» DATASET EXTRACT
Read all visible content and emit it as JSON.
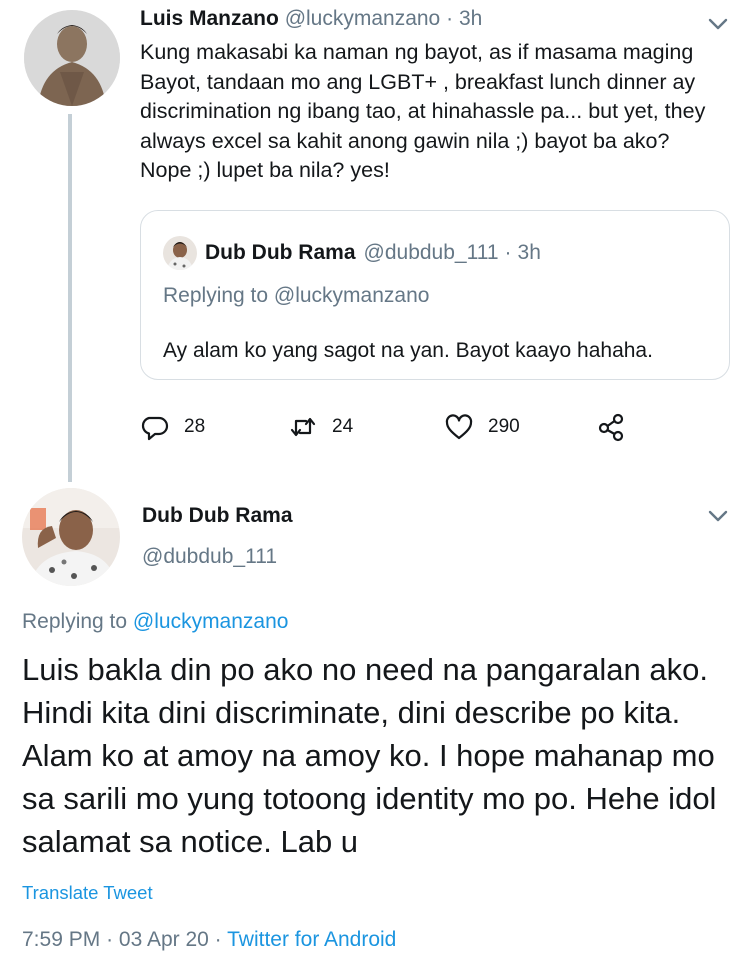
{
  "tweet1": {
    "author_name": "Luis Manzano",
    "author_handle": "@luckymanzano",
    "dot": "·",
    "time": "3h",
    "body": "Kung makasabi ka naman ng bayot, as if masama maging Bayot, tandaan mo ang LGBT+ , breakfast lunch dinner ay discrimination ng ibang tao, at hinahassle pa... but yet, they always excel sa kahit anong gawin nila ;) bayot ba ako? Nope ;) lupet ba nila? yes!",
    "quoted": {
      "author_name": "Dub Dub Rama",
      "author_handle": "@dubdub_111",
      "dot": "·",
      "time": "3h",
      "replying_to": "Replying to @luckymanzano",
      "text": "Ay alam ko yang sagot na yan. Bayot kaayo hahaha."
    },
    "actions": {
      "replies": "28",
      "retweets": "24",
      "likes": "290"
    }
  },
  "tweet2": {
    "author_name": "Dub Dub Rama",
    "author_handle": "@dubdub_111",
    "replying_prefix": "Replying to",
    "replying_handle": "@luckymanzano",
    "body": "Luis bakla din po ako no need na pangaralan ako. Hindi kita dini discriminate, dini describe po kita. Alam ko at amoy na amoy ko. I hope mahanap mo sa sarili mo yung totoong identity mo po. Hehe idol salamat sa notice. Lab u",
    "translate_label": "Translate Tweet",
    "time": "7:59 PM",
    "date": "03 Apr 20",
    "dot": "·",
    "source": "Twitter for Android"
  },
  "colors": {
    "link": "#1b95e0",
    "muted": "#657786",
    "text": "#14171a",
    "thread_line": "#c4cfd6"
  },
  "icons": [
    "chevron-down-icon",
    "reply-icon",
    "retweet-icon",
    "like-icon",
    "share-icon"
  ]
}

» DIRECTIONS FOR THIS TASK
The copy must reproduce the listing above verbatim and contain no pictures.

» SOLUTION FOR THIS TASK
Read all visible content and emit it as JSON.
{
  "tweet1": {
    "author_name": "Luis Manzano",
    "author_handle": "@luckymanzano",
    "dot": "·",
    "time": "3h",
    "body": "Kung makasabi ka naman ng bayot, as if masama maging Bayot, tandaan mo ang LGBT+ , breakfast lunch dinner ay discrimination ng ibang tao, at hinahassle pa... but yet, they always excel sa kahit anong gawin nila ;) bayot ba ako? Nope ;) lupet ba nila? yes!",
    "quoted": {
      "author_name": "Dub Dub Rama",
      "author_handle": "@dubdub_111",
      "dot": "·",
      "time": "3h",
      "replying_to": "Replying to @luckymanzano",
      "text": "Ay alam ko yang sagot na yan. Bayot kaayo hahaha."
    },
    "actions": {
      "replies": "28",
      "retweets": "24",
      "likes": "290"
    }
  },
  "tweet2": {
    "author_name": "Dub Dub Rama",
    "author_handle": "@dubdub_111",
    "replying_prefix": "Replying to",
    "replying_handle": "@luckymanzano",
    "body": "Luis bakla din po ako no need na pangaralan ako. Hindi kita dini discriminate, dini describe po kita. Alam ko at amoy na amoy ko. I hope mahanap mo sa sarili mo yung totoong identity mo po. Hehe idol salamat sa notice. Lab u",
    "translate_label": "Translate Tweet",
    "time": "7:59 PM",
    "date": "03 Apr 20",
    "dot": "·",
    "source": "Twitter for Android"
  },
  "colors": {
    "link": "#1b95e0",
    "muted": "#657786",
    "text": "#14171a",
    "thread_line": "#c4cfd6"
  },
  "icons": [
    "chevron-down-icon",
    "reply-icon",
    "retweet-icon",
    "like-icon",
    "share-icon"
  ]
}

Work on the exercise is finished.